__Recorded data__
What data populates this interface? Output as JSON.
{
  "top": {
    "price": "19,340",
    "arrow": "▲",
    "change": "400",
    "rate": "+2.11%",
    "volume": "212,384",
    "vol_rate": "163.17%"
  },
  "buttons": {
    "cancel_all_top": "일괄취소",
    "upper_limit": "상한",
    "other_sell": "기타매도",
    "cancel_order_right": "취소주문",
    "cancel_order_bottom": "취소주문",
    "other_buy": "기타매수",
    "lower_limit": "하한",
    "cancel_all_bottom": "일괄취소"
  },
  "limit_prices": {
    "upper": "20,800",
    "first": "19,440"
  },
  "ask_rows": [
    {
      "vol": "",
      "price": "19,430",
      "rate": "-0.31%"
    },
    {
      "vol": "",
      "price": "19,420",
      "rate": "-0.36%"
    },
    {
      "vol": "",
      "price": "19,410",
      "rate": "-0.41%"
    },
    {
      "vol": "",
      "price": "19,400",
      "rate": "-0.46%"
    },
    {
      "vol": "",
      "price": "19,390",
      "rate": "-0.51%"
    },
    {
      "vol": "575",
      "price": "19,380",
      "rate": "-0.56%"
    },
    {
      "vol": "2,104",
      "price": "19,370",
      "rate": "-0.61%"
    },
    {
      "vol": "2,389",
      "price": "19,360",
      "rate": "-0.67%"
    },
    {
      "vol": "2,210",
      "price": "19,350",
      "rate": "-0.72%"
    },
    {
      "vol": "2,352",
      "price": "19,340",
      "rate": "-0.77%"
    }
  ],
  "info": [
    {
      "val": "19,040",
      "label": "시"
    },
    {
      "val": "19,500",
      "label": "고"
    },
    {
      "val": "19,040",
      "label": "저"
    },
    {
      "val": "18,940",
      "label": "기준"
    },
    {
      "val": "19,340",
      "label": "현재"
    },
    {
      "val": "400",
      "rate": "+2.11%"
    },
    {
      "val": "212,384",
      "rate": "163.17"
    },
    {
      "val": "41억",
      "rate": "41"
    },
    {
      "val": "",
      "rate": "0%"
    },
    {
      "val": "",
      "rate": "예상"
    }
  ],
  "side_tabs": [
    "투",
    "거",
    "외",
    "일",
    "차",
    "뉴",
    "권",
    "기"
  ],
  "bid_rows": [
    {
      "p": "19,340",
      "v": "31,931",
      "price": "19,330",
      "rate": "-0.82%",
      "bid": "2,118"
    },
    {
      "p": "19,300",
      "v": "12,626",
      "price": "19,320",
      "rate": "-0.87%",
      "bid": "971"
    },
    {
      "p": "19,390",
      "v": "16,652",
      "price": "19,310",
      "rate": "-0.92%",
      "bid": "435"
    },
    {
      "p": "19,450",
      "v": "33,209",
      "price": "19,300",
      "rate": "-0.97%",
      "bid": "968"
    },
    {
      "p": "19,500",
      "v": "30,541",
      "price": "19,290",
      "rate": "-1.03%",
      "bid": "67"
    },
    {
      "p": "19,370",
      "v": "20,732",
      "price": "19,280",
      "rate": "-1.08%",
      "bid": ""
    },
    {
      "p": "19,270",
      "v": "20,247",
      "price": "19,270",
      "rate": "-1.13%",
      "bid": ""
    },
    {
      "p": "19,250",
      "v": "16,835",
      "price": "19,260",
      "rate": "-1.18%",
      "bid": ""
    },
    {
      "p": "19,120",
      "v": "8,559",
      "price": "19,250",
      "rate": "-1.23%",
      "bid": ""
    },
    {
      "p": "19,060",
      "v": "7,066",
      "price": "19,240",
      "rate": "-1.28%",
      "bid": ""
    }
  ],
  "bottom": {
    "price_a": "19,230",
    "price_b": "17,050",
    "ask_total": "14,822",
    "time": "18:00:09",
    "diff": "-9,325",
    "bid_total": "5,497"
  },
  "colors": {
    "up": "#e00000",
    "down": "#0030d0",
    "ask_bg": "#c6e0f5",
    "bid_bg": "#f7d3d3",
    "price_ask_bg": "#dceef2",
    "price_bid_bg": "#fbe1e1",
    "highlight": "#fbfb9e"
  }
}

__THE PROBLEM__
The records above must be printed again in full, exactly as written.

__TASK SOLUTION__
What data populates this interface? Output as JSON.
{
  "top": {
    "price": "19,340",
    "arrow": "▲",
    "change": "400",
    "rate": "+2.11%",
    "volume": "212,384",
    "vol_rate": "163.17%"
  },
  "buttons": {
    "cancel_all_top": "일괄취소",
    "upper_limit": "상한",
    "other_sell": "기타매도",
    "cancel_order_right": "취소주문",
    "cancel_order_bottom": "취소주문",
    "other_buy": "기타매수",
    "lower_limit": "하한",
    "cancel_all_bottom": "일괄취소"
  },
  "limit_prices": {
    "upper": "20,800",
    "first": "19,440"
  },
  "ask_rows": [
    {
      "vol": "",
      "price": "19,430",
      "rate": "-0.31%"
    },
    {
      "vol": "",
      "price": "19,420",
      "rate": "-0.36%"
    },
    {
      "vol": "",
      "price": "19,410",
      "rate": "-0.41%"
    },
    {
      "vol": "",
      "price": "19,400",
      "rate": "-0.46%"
    },
    {
      "vol": "",
      "price": "19,390",
      "rate": "-0.51%"
    },
    {
      "vol": "575",
      "price": "19,380",
      "rate": "-0.56%"
    },
    {
      "vol": "2,104",
      "price": "19,370",
      "rate": "-0.61%"
    },
    {
      "vol": "2,389",
      "price": "19,360",
      "rate": "-0.67%"
    },
    {
      "vol": "2,210",
      "price": "19,350",
      "rate": "-0.72%"
    },
    {
      "vol": "2,352",
      "price": "19,340",
      "rate": "-0.77%"
    }
  ],
  "info": [
    {
      "val": "19,040",
      "label": "시"
    },
    {
      "val": "19,500",
      "label": "고"
    },
    {
      "val": "19,040",
      "label": "저"
    },
    {
      "val": "18,940",
      "label": "기준"
    },
    {
      "val": "19,340",
      "label": "현재"
    },
    {
      "val": "400",
      "rate": "+2.11%"
    },
    {
      "val": "212,384",
      "rate": "163.17"
    },
    {
      "val": "41억",
      "rate": "41"
    },
    {
      "val": "",
      "rate": "0%"
    },
    {
      "val": "",
      "rate": "예상"
    }
  ],
  "side_tabs": [
    "투",
    "거",
    "외",
    "일",
    "차",
    "뉴",
    "권",
    "기"
  ],
  "bid_rows": [
    {
      "p": "19,340",
      "v": "31,931",
      "price": "19,330",
      "rate": "-0.82%",
      "bid": "2,118"
    },
    {
      "p": "19,300",
      "v": "12,626",
      "price": "19,320",
      "rate": "-0.87%",
      "bid": "971"
    },
    {
      "p": "19,390",
      "v": "16,652",
      "price": "19,310",
      "rate": "-0.92%",
      "bid": "435"
    },
    {
      "p": "19,450",
      "v": "33,209",
      "price": "19,300",
      "rate": "-0.97%",
      "bid": "968"
    },
    {
      "p": "19,500",
      "v": "30,541",
      "price": "19,290",
      "rate": "-1.03%",
      "bid": "67"
    },
    {
      "p": "19,370",
      "v": "20,732",
      "price": "19,280",
      "rate": "-1.08%",
      "bid": ""
    },
    {
      "p": "19,270",
      "v": "20,247",
      "price": "19,270",
      "rate": "-1.13%",
      "bid": ""
    },
    {
      "p": "19,250",
      "v": "16,835",
      "price": "19,260",
      "rate": "-1.18%",
      "bid": ""
    },
    {
      "p": "19,120",
      "v": "8,559",
      "price": "19,250",
      "rate": "-1.23%",
      "bid": ""
    },
    {
      "p": "19,060",
      "v": "7,066",
      "price": "19,240",
      "rate": "-1.28%",
      "bid": ""
    }
  ],
  "bottom": {
    "price_a": "19,230",
    "price_b": "17,050",
    "ask_total": "14,822",
    "time": "18:00:09",
    "diff": "-9,325",
    "bid_total": "5,497"
  },
  "colors": {
    "up": "#e00000",
    "down": "#0030d0",
    "ask_bg": "#c6e0f5",
    "bid_bg": "#f7d3d3",
    "price_ask_bg": "#dceef2",
    "price_bid_bg": "#fbe1e1",
    "highlight": "#fbfb9e"
  }
}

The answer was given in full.